Legislators in Georgia and South Carolina have introduced bills to outlaw the practice.

"They say these frogs grow to the size of a dinner plate," said horrified Rep. Pat Harris of South Carolina. "I don't want to see somebody walk across the Statehouse grounds with a frog on a leash and pick him up and lick him."

You may laugh...

Copyright, The Times Mirror Company; Los Angeles Times 1990
Record Number: 000032026


August 4, 1994

Arizona says people step one toad over the line
by Gene Sloan

Getting high on nature is taking on a whole new meaning in Arizona.

The state's newest recreational activity? Toad licking.

Officials with the Arizona Department of Fish and Game are not amused.

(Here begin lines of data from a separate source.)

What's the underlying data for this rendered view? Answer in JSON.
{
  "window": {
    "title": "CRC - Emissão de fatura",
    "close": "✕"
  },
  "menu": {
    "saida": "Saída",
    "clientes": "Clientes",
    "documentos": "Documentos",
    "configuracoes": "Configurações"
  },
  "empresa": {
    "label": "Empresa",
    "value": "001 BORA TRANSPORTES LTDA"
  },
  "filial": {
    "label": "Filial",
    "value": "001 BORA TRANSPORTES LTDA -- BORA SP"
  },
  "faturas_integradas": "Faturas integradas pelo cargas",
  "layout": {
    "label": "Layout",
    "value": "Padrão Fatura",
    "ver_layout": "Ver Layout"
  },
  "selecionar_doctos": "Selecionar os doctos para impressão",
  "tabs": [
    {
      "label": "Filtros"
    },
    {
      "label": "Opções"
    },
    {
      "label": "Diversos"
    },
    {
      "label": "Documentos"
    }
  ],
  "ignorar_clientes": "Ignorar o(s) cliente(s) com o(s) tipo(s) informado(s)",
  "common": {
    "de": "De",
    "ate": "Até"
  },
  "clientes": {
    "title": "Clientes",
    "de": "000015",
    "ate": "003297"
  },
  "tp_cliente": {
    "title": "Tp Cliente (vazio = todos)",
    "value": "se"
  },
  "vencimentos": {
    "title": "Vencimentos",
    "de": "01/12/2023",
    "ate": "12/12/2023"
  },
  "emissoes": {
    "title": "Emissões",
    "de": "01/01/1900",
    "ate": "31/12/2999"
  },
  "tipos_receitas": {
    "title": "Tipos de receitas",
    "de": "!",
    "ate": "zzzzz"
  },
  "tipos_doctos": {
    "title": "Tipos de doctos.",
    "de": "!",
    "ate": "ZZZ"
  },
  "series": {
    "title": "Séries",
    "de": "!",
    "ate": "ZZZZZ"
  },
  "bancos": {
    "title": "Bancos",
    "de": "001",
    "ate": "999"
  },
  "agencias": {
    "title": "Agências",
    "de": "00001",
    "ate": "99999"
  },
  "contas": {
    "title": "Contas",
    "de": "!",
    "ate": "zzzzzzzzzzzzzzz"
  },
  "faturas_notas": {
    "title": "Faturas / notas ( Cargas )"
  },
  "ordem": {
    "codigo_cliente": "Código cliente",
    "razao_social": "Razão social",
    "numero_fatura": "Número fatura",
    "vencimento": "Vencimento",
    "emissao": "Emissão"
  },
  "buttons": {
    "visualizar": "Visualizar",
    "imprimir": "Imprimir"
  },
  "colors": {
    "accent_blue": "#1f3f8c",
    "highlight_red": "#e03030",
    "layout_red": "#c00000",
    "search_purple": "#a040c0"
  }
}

"It's hard to say if it's prevalent or if it's just a few misguided individuals looking for a cheap high," says Rory Aikens. "But we've caught people with the toads."

The critter in question is the Colorado River toad (Bufo alvarius), found from the Mexican border to the Grand Canyon in Arizona, and in parts of southeast California.

The toad deters predators - but evidently not humans - by secreting a milky white substance that includes a powerful combination of bufotenine (classified as a psycho-active drug under Arizona law) and a drug called dimenthyltryptamine.

Aficionados get their high by either licking the toads directly or by drying the secretion, then smoking it.

"It's poisonous and dangerous," warns Aikens.

Undercover agents have already made several arrests.

Copyright 1994 Gannett Co., Inc. All rights reserved.
Record Number: 453908


More news reports:

Wall Street Journal
March 7, 1994

Los Angeles Times
April 19, 1994